By Brian Kersten
Pharmacists are consistently rated among the most honest and ethical professionals in the United States. This reputation is built on the hard work and dedication of community pharmacists, often seen in local chain and independent pharmacies.
Since Oct. 15 to 21 is National Pharmacy Week, I would like to highlight the function of pharmacists in a different setting: the health system. Pharmacists in health systems are mostly concentrated in the hospital environment. However, many individuals may not even realize pharmacists play an integral role in rehabilitation centers, nursing facilities and ambulatory care clinics, as well as the hospital.
Historically, the role of the hospital pharmacist has been similar to the community pharmacist: fill a medication order accurately and ensure it won’t cause harm prior to its delivery to the bedside for nursing administration. This still holds true today, especially with a continuous stream of new and complex medication therapies.
But many pharmacists’ responsibilities have evolved to provide more direct patient care due to several factors. Over the last decade, improved technologies, advanced post-graduation training and an increased role of pharmacy technicians has allowed pharmacists to move out of a central dispensing pharmacy to see patients on hospital floors. And who better to do this than the medication experts?

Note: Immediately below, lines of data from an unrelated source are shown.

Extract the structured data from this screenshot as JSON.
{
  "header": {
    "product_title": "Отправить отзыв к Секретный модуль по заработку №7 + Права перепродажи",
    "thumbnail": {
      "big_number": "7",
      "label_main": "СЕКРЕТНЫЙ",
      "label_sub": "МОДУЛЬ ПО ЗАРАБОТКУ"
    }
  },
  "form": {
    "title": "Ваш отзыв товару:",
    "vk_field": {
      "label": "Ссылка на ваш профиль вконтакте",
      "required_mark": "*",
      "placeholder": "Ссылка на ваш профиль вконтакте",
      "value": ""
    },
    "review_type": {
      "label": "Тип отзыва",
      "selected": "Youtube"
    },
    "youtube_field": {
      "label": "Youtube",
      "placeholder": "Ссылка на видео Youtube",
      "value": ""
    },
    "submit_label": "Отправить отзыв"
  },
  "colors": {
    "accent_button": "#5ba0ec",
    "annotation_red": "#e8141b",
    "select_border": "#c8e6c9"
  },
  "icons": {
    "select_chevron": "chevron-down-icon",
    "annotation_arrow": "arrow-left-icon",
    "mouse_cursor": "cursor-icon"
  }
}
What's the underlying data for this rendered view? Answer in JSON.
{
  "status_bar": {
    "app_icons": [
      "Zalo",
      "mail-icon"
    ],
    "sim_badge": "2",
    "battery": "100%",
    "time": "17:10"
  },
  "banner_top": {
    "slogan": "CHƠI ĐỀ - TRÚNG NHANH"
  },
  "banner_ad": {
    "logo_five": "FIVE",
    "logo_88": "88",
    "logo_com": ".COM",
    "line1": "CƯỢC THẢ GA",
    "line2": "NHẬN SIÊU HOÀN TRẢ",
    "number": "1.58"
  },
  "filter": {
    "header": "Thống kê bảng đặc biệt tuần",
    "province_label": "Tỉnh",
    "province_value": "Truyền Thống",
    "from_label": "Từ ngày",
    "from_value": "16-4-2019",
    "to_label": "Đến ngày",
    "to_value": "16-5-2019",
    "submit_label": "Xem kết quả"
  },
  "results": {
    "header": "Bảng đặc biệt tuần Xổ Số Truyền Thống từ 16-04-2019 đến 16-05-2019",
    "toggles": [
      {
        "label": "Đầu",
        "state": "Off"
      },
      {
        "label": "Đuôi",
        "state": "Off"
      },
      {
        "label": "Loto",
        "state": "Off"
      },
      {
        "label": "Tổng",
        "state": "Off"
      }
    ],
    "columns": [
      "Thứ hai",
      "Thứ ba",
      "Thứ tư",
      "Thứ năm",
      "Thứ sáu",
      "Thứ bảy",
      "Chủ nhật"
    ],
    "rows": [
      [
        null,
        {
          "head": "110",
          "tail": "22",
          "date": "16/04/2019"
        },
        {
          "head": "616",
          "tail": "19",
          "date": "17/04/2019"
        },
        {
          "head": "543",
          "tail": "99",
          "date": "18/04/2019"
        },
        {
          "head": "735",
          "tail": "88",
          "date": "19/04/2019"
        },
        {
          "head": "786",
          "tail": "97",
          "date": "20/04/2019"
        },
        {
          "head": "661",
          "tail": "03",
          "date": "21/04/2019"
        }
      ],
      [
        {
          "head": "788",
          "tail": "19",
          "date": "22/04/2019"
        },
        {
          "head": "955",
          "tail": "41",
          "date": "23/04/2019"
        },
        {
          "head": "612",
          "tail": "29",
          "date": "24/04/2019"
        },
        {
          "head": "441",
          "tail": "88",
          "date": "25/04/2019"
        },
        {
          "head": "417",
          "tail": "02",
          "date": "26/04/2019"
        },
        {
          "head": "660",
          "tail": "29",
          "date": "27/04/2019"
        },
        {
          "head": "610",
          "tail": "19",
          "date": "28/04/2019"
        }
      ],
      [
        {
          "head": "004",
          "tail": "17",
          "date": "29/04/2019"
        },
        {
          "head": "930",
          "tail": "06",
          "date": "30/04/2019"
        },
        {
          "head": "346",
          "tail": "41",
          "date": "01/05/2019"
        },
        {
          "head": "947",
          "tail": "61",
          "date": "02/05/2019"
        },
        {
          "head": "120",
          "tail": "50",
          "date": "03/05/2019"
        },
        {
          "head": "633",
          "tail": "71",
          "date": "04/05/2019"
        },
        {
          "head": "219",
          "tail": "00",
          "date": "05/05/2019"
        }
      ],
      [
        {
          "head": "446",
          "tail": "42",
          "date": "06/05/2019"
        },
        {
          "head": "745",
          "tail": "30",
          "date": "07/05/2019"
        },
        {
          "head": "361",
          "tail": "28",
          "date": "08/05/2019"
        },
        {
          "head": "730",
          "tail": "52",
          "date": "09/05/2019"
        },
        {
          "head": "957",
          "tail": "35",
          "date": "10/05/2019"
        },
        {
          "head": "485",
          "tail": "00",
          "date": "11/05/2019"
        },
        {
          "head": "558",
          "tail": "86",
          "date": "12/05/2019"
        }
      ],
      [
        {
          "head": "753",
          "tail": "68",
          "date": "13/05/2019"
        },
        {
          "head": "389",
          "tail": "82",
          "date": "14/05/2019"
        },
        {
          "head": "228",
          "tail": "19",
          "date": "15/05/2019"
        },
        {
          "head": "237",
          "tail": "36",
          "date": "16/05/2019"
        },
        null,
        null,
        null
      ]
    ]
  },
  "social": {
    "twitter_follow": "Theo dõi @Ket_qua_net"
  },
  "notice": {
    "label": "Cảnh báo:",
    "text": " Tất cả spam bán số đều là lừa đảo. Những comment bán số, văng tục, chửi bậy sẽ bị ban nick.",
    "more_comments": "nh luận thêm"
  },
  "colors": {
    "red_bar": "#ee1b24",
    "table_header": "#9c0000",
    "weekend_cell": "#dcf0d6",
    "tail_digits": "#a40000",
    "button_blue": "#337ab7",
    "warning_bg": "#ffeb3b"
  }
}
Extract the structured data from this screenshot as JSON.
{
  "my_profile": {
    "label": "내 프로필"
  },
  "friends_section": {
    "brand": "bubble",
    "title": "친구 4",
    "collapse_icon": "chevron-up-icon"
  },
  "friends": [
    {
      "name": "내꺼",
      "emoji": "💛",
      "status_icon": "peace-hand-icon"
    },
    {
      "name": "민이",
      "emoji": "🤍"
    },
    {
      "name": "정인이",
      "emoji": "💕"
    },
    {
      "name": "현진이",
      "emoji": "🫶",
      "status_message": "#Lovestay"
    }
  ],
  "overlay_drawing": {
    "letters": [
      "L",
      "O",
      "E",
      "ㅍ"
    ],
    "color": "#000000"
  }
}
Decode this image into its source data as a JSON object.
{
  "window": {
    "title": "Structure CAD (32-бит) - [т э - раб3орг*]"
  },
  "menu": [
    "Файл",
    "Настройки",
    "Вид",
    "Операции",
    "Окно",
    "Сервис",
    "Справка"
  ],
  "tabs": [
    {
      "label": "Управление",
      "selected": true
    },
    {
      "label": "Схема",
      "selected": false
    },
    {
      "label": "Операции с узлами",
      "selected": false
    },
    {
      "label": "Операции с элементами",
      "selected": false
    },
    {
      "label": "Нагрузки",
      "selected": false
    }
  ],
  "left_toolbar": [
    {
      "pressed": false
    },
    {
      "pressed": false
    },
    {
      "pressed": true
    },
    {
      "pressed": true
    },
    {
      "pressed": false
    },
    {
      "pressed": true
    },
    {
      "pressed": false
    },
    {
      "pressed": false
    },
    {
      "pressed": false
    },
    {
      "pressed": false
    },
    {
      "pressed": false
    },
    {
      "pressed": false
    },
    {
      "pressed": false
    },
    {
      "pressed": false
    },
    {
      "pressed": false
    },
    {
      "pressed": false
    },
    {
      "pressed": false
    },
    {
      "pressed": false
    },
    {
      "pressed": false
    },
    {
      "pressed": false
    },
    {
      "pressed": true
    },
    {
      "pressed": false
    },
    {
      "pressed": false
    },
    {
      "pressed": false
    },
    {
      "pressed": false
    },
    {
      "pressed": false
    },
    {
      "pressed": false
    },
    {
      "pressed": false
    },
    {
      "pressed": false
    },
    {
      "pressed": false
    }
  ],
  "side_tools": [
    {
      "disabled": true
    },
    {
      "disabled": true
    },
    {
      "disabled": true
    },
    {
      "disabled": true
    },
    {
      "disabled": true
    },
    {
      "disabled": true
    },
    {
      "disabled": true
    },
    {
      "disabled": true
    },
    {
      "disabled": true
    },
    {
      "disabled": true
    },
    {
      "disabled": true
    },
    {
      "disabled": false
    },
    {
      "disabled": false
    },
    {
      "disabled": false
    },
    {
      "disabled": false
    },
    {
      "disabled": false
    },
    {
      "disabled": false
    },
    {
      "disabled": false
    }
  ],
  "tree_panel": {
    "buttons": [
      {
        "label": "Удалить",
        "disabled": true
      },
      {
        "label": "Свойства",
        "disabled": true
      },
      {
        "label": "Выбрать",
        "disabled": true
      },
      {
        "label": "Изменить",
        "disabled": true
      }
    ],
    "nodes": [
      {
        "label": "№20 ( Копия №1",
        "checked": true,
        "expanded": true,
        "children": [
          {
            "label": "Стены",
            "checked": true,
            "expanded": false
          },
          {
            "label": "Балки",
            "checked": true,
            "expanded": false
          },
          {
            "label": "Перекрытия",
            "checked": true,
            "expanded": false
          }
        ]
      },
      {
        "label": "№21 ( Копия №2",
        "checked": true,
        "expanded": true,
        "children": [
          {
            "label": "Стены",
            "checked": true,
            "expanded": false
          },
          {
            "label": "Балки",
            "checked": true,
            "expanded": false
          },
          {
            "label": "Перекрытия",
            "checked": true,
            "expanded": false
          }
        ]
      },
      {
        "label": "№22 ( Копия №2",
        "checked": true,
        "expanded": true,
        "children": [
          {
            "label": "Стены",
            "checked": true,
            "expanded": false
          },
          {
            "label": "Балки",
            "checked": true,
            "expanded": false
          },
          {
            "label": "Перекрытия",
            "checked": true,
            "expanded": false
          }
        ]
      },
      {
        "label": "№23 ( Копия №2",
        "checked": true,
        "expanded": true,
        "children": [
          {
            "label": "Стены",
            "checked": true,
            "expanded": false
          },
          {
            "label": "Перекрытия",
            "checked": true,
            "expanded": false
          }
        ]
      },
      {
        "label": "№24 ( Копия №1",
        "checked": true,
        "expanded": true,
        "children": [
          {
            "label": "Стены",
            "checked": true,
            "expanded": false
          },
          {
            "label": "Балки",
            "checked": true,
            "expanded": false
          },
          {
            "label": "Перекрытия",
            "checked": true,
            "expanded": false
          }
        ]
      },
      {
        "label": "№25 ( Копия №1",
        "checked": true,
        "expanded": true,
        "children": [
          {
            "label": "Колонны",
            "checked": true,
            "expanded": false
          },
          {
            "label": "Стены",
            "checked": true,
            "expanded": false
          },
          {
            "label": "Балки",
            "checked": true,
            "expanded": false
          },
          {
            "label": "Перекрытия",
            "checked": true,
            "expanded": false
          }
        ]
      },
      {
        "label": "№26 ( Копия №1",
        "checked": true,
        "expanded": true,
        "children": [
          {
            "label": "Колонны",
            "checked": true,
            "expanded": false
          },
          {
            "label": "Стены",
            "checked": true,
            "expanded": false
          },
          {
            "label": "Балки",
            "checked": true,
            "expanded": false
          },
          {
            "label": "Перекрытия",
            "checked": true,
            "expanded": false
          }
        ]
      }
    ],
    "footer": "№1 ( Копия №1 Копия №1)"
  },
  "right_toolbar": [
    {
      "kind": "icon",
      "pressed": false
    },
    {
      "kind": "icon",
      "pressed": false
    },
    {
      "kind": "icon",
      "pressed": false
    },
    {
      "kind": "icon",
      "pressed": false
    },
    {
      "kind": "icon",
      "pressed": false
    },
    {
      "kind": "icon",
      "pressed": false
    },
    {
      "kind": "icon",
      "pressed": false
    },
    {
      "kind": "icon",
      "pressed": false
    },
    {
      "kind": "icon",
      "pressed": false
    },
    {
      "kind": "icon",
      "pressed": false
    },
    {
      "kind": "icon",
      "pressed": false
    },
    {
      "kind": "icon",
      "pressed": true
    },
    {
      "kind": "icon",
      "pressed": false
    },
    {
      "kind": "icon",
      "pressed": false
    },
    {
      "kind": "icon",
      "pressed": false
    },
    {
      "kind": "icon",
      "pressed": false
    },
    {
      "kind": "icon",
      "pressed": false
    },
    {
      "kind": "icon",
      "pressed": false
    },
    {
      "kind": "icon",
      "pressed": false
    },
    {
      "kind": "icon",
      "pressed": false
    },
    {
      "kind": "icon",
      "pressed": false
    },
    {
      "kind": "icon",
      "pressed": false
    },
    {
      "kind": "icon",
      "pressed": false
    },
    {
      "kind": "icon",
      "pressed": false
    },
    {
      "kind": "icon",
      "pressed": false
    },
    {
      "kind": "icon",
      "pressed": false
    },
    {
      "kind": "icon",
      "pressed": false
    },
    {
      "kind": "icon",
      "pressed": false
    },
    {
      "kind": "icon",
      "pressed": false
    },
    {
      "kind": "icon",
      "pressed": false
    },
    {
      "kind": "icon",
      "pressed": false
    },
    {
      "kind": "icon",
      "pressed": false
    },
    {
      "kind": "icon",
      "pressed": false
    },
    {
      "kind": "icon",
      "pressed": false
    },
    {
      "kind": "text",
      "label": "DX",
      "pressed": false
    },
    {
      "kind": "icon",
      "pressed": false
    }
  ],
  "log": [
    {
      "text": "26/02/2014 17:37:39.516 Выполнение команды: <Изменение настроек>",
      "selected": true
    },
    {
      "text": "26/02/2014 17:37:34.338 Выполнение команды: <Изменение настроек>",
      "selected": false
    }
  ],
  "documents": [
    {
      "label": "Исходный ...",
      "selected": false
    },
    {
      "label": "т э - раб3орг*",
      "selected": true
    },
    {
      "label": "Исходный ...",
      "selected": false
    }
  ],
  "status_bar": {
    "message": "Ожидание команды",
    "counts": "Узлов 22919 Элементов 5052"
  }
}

Pharmacists have become an integral part of multidisciplinary teams that include physicians, nurses and dietitians, among others. They are able to review medical records, check pertinent laboratory values and interview patients under their care. Being actively involved in decisions surrounding medications capitalizes on the expertise pharmacists have for identifying the safe and effective use of drugs.
Two of the biggest challenges that I (and other hospital pharmacists) encounter on a daily basis center around medication safety – that is, avoiding patient harm associated with drug use. The first issue is to determine treatment options when evidence from medical literature is lacking. There are so many variables in medicine that it is impossible to have all the answers. It is therefore necessary to provide treatment while weighing all potential benefits and risks.
The second problem is preventable, but all too common. Patients and family members do not know what medications are prescribed and how they are taking them before coming to the hospital.
The repercussions of incomplete or inaccurate home medication lists can result in serious drug interactions, side effects from new medications and duplication of treatment approaches.
As a health system pharmacist, the best advice I can give if you or a loved one is unfortunately hospitalized is this: Arrive at the hospital with an accurate list of home medications.
Discussing this with your hospital pharmacist could mean the difference between serious complications or a quick stay.
Brian Kersten, PharmD, BCCCP, BCPS, is president of the Western New York Society of Health-systems Pharmacists.